▸ **EXERCISE BRIEF**
For the listing below, give the number of lines that hold the string "families", without anything else.

**** SOURCE MATERIAL

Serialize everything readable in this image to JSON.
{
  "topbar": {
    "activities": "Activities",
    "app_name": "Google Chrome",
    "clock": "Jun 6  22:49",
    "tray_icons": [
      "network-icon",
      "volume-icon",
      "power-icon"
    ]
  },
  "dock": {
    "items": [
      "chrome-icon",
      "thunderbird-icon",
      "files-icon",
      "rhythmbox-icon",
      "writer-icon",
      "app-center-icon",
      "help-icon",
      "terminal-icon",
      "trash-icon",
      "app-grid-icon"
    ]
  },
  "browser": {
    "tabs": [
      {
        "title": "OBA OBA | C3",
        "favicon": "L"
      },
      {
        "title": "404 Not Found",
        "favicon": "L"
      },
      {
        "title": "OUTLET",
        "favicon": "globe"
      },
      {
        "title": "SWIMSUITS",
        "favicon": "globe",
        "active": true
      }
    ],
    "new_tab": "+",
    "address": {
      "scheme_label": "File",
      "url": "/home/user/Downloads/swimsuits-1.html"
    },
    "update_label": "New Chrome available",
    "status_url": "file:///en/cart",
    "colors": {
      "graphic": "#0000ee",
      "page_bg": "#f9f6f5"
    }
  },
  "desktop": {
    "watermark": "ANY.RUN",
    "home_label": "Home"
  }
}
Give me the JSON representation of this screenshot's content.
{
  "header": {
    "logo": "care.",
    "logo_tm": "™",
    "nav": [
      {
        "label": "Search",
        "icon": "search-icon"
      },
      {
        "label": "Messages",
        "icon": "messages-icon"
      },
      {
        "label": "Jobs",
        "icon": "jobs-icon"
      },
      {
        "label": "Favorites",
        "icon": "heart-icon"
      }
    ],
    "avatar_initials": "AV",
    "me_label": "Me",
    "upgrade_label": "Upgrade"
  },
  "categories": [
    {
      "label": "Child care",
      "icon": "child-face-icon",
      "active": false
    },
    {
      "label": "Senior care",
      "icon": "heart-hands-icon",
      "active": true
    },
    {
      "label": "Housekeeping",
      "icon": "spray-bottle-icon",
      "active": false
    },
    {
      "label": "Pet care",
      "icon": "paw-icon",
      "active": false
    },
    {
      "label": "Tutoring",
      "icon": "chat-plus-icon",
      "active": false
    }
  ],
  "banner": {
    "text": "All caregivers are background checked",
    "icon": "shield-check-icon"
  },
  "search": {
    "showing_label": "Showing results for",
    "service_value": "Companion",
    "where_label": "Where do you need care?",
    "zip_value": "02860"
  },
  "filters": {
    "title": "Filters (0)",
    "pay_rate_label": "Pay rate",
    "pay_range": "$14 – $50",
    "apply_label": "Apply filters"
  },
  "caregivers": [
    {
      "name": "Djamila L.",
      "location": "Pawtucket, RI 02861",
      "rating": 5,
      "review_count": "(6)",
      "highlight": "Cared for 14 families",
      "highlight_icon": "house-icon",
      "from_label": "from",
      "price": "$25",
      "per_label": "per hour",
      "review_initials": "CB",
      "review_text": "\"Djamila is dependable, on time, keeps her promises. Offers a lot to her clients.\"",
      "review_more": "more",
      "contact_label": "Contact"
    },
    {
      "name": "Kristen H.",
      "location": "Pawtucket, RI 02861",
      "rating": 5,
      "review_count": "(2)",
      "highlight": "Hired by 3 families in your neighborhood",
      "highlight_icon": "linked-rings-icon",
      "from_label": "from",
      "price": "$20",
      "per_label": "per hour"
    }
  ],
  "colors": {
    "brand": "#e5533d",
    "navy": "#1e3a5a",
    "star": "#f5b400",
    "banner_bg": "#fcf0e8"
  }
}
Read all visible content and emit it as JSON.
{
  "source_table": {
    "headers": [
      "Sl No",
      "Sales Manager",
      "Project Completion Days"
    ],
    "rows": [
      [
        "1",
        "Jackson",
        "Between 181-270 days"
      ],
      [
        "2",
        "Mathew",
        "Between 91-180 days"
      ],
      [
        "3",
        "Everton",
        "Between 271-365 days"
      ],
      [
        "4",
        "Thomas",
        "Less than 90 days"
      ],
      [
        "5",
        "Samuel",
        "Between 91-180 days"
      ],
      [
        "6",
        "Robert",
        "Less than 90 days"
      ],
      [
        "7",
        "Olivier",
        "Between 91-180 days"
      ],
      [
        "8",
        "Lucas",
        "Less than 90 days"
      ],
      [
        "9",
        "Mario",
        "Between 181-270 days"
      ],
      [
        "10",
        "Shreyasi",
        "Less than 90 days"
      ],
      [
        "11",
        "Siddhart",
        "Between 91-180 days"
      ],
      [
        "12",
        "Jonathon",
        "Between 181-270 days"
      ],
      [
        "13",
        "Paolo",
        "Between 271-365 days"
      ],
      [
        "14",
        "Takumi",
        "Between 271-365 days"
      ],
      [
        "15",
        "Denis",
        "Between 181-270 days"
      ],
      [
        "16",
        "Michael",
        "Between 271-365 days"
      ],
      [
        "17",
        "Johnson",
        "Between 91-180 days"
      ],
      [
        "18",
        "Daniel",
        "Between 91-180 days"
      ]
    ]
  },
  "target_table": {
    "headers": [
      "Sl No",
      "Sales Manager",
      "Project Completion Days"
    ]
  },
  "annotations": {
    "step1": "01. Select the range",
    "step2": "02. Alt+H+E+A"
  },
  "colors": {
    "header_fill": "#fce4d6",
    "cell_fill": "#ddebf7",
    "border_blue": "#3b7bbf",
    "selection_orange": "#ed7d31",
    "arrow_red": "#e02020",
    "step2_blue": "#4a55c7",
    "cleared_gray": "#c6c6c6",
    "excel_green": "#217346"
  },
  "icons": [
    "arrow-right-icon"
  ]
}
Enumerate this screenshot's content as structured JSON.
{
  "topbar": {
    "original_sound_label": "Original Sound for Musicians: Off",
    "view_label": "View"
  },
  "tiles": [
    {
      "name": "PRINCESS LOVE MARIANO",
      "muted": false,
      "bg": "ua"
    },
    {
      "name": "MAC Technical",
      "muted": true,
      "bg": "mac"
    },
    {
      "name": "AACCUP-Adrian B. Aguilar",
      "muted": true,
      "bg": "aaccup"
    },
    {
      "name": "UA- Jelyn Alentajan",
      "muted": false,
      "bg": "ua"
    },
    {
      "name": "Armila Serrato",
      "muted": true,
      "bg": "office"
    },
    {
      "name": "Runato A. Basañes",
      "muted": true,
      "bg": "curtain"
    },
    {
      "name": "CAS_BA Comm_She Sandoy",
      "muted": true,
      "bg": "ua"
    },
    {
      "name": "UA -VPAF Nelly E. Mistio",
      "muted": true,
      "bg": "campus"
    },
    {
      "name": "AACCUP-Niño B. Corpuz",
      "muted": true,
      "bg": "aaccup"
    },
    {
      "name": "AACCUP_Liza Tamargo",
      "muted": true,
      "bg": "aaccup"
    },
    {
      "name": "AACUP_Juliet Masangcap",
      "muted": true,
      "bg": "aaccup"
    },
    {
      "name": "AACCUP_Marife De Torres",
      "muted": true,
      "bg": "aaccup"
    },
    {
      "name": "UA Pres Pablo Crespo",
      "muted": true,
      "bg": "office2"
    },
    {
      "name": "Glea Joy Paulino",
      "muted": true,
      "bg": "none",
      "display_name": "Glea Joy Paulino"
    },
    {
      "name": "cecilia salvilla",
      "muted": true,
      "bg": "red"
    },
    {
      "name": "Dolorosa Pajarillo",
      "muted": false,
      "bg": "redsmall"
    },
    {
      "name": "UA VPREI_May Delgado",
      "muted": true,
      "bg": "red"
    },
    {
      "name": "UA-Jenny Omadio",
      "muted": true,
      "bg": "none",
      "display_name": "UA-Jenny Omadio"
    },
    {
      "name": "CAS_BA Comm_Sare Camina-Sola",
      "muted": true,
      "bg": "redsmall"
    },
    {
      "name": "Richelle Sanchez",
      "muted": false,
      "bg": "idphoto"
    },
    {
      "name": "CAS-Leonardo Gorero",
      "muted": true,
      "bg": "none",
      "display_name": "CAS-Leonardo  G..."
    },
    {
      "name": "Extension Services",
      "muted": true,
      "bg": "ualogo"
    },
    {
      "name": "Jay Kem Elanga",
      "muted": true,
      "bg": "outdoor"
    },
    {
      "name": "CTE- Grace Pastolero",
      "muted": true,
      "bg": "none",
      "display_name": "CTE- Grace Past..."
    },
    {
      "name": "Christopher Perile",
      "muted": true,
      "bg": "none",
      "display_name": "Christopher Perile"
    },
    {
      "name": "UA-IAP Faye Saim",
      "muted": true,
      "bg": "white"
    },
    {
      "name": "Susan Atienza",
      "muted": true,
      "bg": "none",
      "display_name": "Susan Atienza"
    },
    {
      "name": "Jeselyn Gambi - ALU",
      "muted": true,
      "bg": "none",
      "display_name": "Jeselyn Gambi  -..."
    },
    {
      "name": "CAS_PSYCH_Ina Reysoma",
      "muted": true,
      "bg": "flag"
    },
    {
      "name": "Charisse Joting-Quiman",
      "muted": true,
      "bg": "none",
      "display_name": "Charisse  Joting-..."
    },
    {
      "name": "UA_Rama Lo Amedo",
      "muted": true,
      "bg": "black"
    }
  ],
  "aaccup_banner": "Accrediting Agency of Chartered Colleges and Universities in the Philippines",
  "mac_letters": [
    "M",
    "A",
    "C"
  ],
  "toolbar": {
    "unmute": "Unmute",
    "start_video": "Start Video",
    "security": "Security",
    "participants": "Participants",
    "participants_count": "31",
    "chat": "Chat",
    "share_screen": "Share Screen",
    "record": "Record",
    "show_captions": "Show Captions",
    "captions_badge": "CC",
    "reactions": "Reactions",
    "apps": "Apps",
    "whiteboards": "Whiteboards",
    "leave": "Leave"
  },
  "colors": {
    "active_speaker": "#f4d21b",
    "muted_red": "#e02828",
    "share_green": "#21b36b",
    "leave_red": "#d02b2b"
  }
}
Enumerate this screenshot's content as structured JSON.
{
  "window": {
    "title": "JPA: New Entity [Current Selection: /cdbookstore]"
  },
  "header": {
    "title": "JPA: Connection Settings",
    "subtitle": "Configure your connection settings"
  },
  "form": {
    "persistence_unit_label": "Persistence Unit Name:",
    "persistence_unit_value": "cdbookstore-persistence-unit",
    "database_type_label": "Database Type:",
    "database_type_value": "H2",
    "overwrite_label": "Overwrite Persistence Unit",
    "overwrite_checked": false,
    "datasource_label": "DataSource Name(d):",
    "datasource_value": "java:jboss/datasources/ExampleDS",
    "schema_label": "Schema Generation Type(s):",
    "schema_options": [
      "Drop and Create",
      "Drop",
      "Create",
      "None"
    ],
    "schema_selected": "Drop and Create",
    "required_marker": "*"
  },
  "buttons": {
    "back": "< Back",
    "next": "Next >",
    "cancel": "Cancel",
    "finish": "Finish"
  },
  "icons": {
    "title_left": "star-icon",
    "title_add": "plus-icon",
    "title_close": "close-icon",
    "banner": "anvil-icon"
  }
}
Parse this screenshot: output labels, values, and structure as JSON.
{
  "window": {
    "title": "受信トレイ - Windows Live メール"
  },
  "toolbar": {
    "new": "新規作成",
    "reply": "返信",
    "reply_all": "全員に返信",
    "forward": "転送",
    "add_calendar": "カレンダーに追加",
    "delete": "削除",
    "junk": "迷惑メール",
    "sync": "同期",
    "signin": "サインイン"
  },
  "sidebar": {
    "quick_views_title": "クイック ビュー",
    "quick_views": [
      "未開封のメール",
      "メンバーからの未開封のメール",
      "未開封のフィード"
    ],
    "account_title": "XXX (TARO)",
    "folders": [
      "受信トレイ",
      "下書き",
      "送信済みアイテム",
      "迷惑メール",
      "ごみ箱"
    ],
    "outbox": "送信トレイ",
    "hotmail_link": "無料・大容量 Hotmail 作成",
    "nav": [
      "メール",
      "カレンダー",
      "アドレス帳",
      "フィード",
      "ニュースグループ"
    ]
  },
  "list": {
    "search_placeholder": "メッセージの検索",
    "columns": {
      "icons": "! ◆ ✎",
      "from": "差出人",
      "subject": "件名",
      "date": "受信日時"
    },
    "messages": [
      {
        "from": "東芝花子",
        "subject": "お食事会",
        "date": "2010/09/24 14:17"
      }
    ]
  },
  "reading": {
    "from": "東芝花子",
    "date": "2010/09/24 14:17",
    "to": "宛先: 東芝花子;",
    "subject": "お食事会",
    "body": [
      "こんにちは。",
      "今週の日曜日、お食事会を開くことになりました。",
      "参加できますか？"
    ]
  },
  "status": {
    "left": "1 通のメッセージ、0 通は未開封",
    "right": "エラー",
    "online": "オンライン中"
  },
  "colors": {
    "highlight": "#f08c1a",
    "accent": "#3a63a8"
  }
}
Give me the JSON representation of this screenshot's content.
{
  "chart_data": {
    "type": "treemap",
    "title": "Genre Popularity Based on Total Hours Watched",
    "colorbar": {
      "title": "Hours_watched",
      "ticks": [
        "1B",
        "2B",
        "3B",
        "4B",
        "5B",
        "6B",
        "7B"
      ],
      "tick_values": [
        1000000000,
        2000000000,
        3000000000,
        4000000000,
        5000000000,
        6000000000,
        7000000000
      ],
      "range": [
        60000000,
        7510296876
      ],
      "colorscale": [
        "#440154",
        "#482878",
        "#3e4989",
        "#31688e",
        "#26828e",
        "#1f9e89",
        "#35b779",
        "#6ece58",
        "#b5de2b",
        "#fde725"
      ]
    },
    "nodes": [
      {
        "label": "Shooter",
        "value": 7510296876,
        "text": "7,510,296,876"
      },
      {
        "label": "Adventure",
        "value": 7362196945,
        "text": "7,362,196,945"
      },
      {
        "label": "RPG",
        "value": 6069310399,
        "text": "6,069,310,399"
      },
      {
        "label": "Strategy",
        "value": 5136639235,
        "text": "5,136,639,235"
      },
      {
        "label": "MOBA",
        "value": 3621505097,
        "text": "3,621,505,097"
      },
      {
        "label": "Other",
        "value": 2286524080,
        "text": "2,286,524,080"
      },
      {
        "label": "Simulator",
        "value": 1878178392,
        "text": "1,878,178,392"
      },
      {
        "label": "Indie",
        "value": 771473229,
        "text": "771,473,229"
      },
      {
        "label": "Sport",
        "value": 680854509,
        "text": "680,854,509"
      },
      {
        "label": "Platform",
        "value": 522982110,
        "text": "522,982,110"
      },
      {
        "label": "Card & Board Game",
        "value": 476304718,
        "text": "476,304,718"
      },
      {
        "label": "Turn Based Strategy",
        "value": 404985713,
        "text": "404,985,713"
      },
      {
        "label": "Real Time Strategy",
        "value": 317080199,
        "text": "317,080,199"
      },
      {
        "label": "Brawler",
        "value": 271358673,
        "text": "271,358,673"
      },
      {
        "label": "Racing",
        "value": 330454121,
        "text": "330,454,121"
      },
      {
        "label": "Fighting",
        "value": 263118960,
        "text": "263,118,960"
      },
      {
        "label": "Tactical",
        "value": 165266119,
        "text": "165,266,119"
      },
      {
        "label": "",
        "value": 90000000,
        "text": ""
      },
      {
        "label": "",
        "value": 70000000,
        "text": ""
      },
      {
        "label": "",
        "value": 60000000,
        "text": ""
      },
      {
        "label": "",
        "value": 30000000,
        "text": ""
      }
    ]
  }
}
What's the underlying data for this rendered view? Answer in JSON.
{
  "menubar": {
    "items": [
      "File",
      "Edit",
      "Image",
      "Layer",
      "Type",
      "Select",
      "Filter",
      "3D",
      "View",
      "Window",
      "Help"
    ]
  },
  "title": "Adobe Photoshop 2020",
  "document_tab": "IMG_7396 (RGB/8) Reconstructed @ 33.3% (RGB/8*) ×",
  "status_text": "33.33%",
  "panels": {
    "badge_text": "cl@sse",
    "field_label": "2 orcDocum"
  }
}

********

▸ **EXPECTED OUTPUT**
2